“I was screaming as I was running [for it],” Stafford said. “I [thought] it was an incomplete pass, but I didn’t want to leave it to chance.”
Those were the moments that Arizona lacked. It doesn’t all fall on the coach, but while Kingsbury has done excellent work to get the Cardinals to 10-3, no one has any idea if the third-year coach is built for the playoffs, where every decision gets magnified.
Among the questionable ones was a fourth-and-1 from the Rams' 37-yard line with 5:24 remaining in the game and Arizona trailing by 10. Kick the field goal — Matt Prater was bombing them in — and it's a one-score game with plenty of time left.
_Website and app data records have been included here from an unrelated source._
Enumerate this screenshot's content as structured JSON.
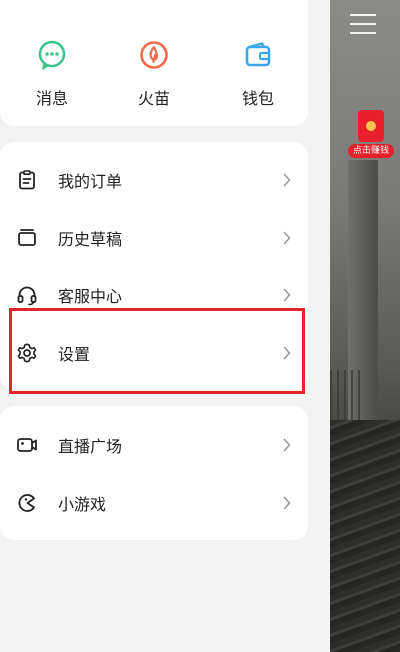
{
  "quick_actions": [
    {
      "label": "消息",
      "icon": "message-icon",
      "color": "#3cc48c"
    },
    {
      "label": "火苗",
      "icon": "flame-icon",
      "color": "#f06a4a"
    },
    {
      "label": "钱包",
      "icon": "wallet-icon",
      "color": "#3aa6e6"
    }
  ],
  "menu": [
    {
      "label": "我的订单",
      "icon": "order-clipboard-icon"
    },
    {
      "label": "历史草稿",
      "icon": "draft-box-icon"
    },
    {
      "label": "客服中心",
      "icon": "headset-icon"
    },
    {
      "label": "设置",
      "icon": "gear-icon"
    }
  ],
  "extra_menu": [
    {
      "label": "直播广场",
      "icon": "live-camera-icon"
    },
    {
      "label": "小游戏",
      "icon": "game-pacman-icon"
    }
  ],
  "overlay": {
    "red_packet_label": "点击赚钱",
    "highlight_color": "#e3262c"
  }
}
The Cardinals were always going to need a field goal.
Instead they went for it, got stuffed and handed L.A. a huge advantage. Even though the Rams were forced to punt, they still had a two-score lead.
“I like the call, it just didn’t work out," Kingsbury said. "You’ve got to give them credit. I’d go for it 100 times out of 100.”
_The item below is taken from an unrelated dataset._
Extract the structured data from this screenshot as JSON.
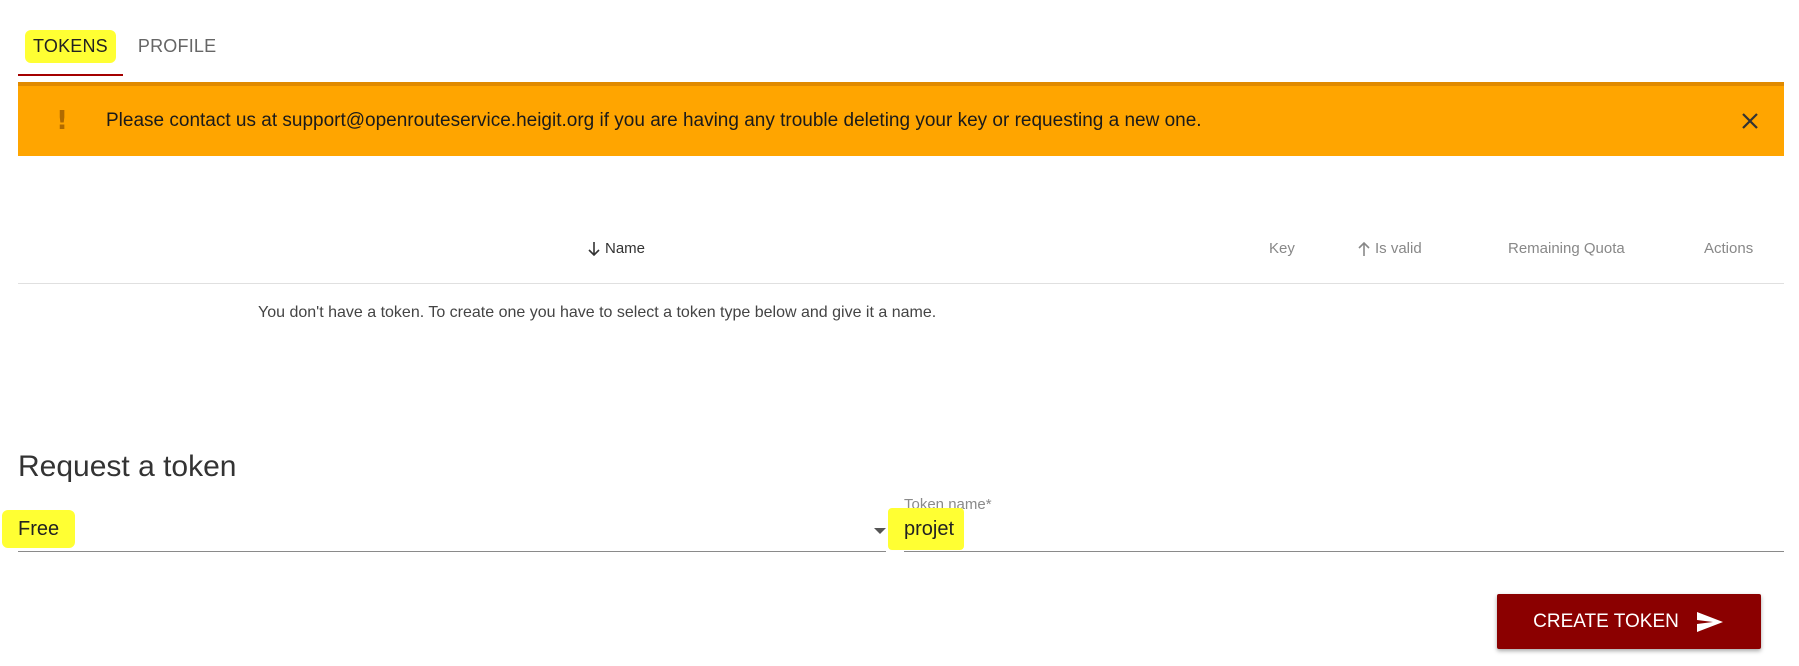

When the Cardinals got the ball back with 2:44 remaining, they ran an 11-play drive until fourth down forced them to attempt a 49-yard field goal with 41 seconds remaining. Prater hit it, cutting the lead to 30-23, but there was almost no time left. They had numerous options to kick sooner and preserve the clock.
Instead, after the Cards recovered the onside kick, they were forced into a hurried, sloppy drive that featured two offensive penalties and some final-play confusion over whether Kyler Murray was supposed to spike it or attempt a Hail Mary. Instead, with an offensive line not blocking, Aaron Donald ended the game with a sack.
“It was miscommunication between me and the o-line,” Murray said. “They thought it was going to be ‘spike.’ But that’s heat of the moment stuff. I don’t even recall what was being said in the helmet.”
That’s the kind of stuff that needs to be sewn up. It was just part of the problem.
“A lot of penalties, the two turnovers, conversions on fourth down,” Murray said. “If we do a lot of things differently, it would have ended differently.”
Except they didn’t. So it didn’t. Arizona is still first in the NFC West, although it has given up the No. 1 seed. Kingsbury could only shrug. Considering his team is just 3-3 at home and 7-0 on the road this season, however, he joked that maybe they’re better off as a lower seed.
Kingsbury has just one year on his contract remaining and his name got floated (probably not coincidentally) for an open job at the University of Oklahoma, even though the Sooners never considered him.
This has been a breakthrough season, and Arizona would be wise to keep him around. But the spotlight of January is coming, and any backfiring decision can end a season and wreck a reputation.
It’s the big games, the playoff games, after all, where respect is truly handed out.
Just ask Matthew Stafford. He’s still looking for his.